Tuesday, February 27, 2007

House Bill 72 would create Broadband Task Force

A bipartisan group of fifteen Ohio House members, led by Representative Clyde Evans (R- Rio Grande), has introduced House Bill 72 to create the "Ohio Broadband and Wireless Telecommunications Task Force".

The Task Force would "examine and make recommendations on the availability of broadband and wireless telecommunications in Ohio and any economic impact such availability creates, the present or future availability of broadband and wireless telecommunications in all Ohio counties, and any other issues the Task Force deems appropriate". It would have a year to complete its work and issue a report to the leaders of the Ohio Senate and House and the Governor.

Task Force members would include
  • two members each from the Senate and House (two Republicans, two Democrats);
  • representatives from the Departments of Development, Natural Resources, and Commerce, the PUCO, the Office of Consumers Counsel, the Ohio Municipal League, the Ohio Township Association and the County Commissioners' Association; and
  • seven other members appointed by the Governor, of whom four would represent provider industries.
Besides Evans, co-sponsors of HB 72 include Republicans Cliff Hite, Jimmy Stewart, Eric Combs, David Daniels, Jim McGregor, Gerald Stebelton, Diana Fessler, and Shawn Webster, and Democrats Jennifer Garrison, Dan Dodd, Kathleen Chandler, Allan Sayre, Michael Skindell, and Lorraine Fende.

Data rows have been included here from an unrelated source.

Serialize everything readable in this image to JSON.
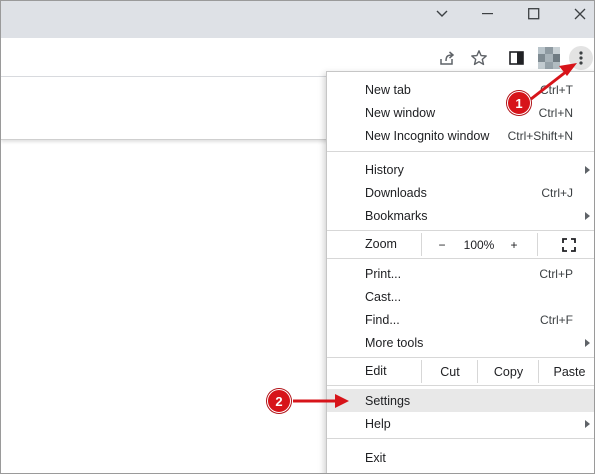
{
  "window_controls": {
    "minimize_icon": "minimize-icon",
    "restore_icon": "restore-icon",
    "close_icon": "close-icon",
    "tabsearch_icon": "chevron-down-icon"
  },
  "toolbar": {
    "icons": [
      "share-icon",
      "star-icon",
      "side-panel-icon",
      "profile-avatar",
      "kebab-menu-icon"
    ]
  },
  "menu": {
    "new_tab": {
      "label": "New tab",
      "shortcut": "Ctrl+T"
    },
    "new_window": {
      "label": "New window",
      "shortcut": "Ctrl+N"
    },
    "incognito": {
      "label": "New Incognito window",
      "shortcut": "Ctrl+Shift+N"
    },
    "history": {
      "label": "History"
    },
    "downloads": {
      "label": "Downloads",
      "shortcut": "Ctrl+J"
    },
    "bookmarks": {
      "label": "Bookmarks"
    },
    "zoom": {
      "label": "Zoom",
      "minus": "−",
      "value": "100%",
      "plus": "+"
    },
    "print": {
      "label": "Print...",
      "shortcut": "Ctrl+P"
    },
    "cast": {
      "label": "Cast..."
    },
    "find": {
      "label": "Find...",
      "shortcut": "Ctrl+F"
    },
    "more_tools": {
      "label": "More tools"
    },
    "edit": {
      "label": "Edit",
      "cut": "Cut",
      "copy": "Copy",
      "paste": "Paste"
    },
    "settings": {
      "label": "Settings"
    },
    "help": {
      "label": "Help"
    },
    "exit": {
      "label": "Exit"
    }
  },
  "annotations": {
    "step1": "1",
    "step2": "2",
    "arrow_color": "#d7141a"
  },
  "colors": {
    "titlebar": "#dee1e6",
    "highlight": "#e8e8e8",
    "badge": "#d7141a"
  }
}
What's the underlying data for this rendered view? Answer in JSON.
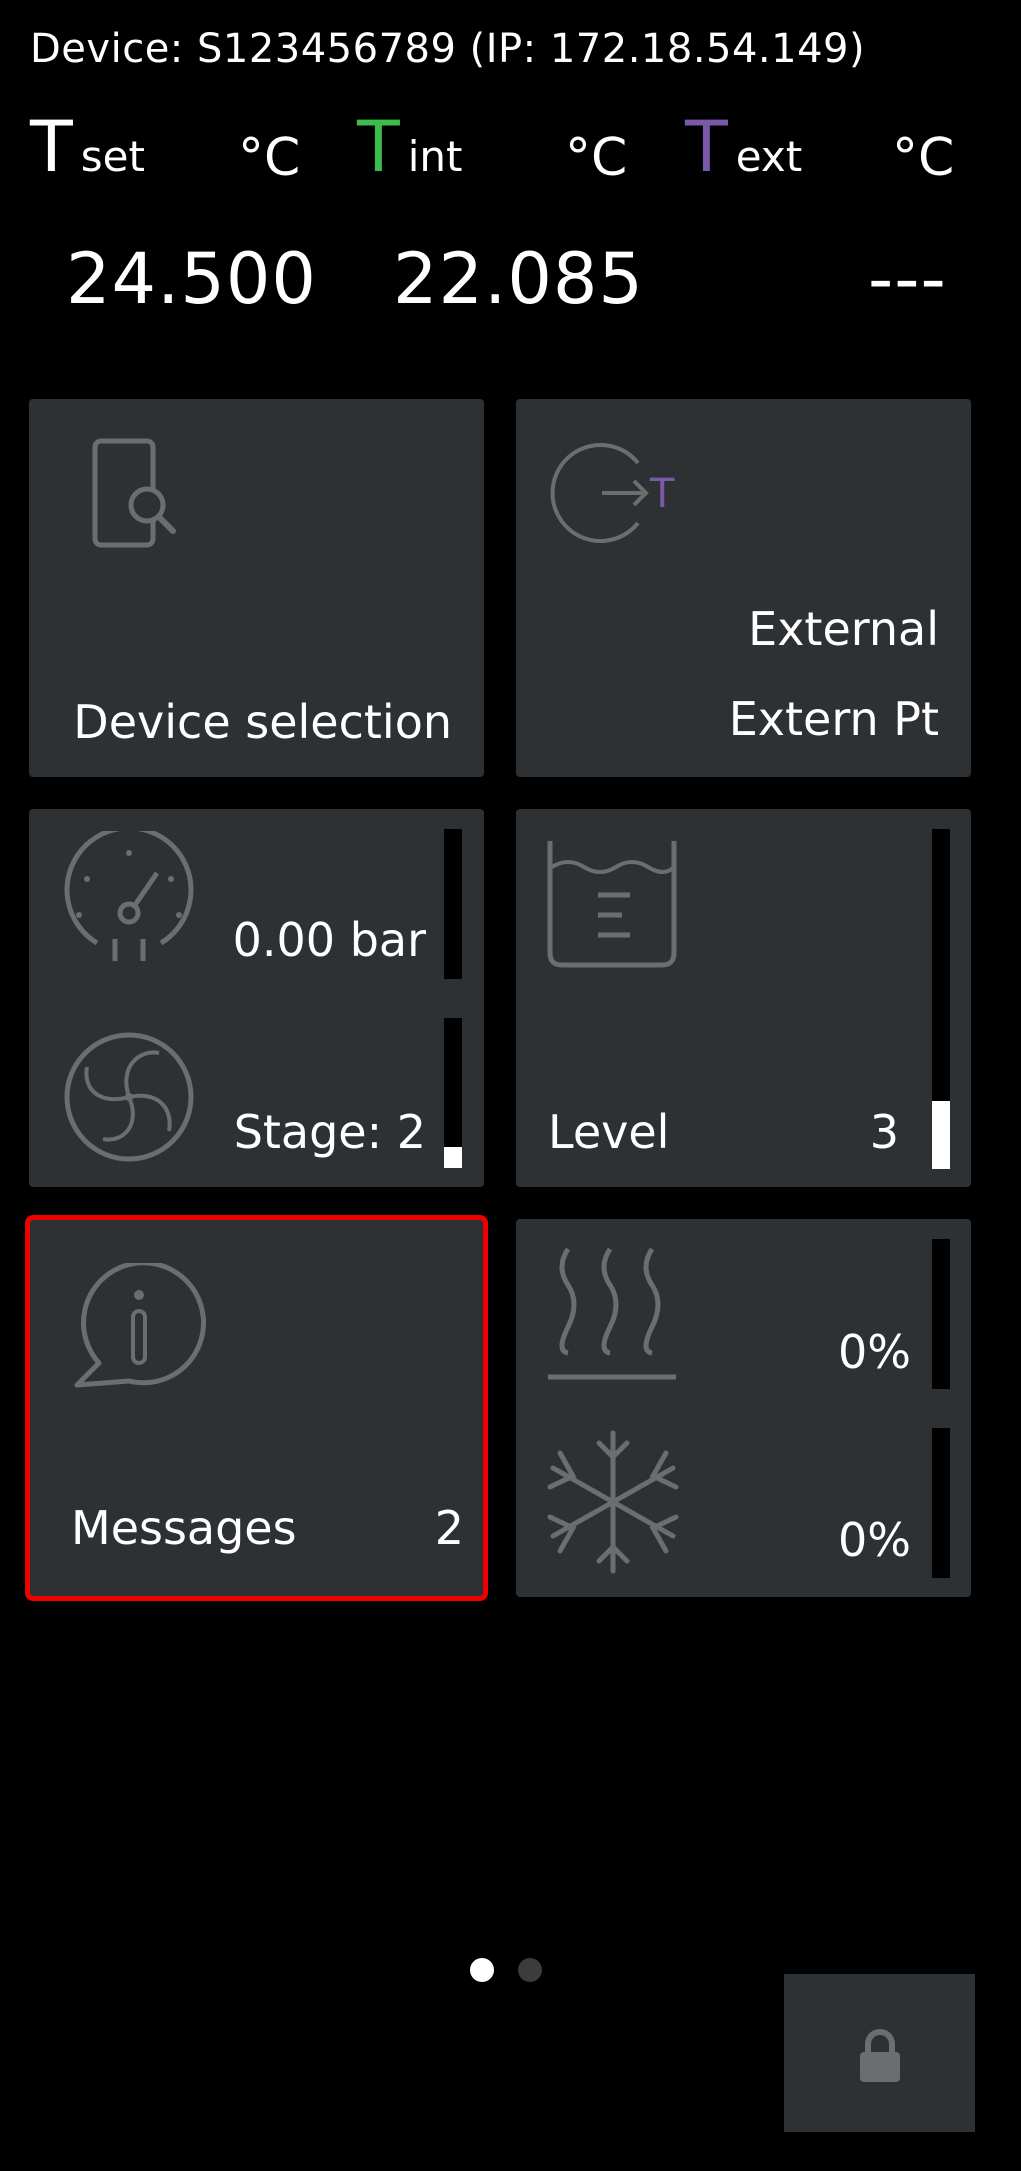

Anonymous said...

What's your opinion of the proposed authority, Bill?

Bill Callahan said...

Dear anonymous: We report, you decide.

Just kidding.

The Evans bill doesn't create an "authority", just a task force to make policy recommendations. It's got a year to make its recommendations to the two houses and the Governor.

A year is a long time, and I'm sure the administration (and others) will be taking non-legislative action on the broadband deployment front long before the task force is finished. But the task force isn't likely to impede that process, and it will get representatives of the two parties, the two branches of government and various others at the same table to look at longer-term issues. Evans himself is primarily concerned about rural broadband access, a problem which is not going to be fully solved in the next twelve months under any circumstances. I think it's a useful initiative that will help to elevate the broadband access issue and keep it nonpartisan.

At the same time, I'd argue for more than just three task force seats for "interested parties" that are users rather than governments or providers: farmers, low-income consumers, educators, community technology programs, to name a few.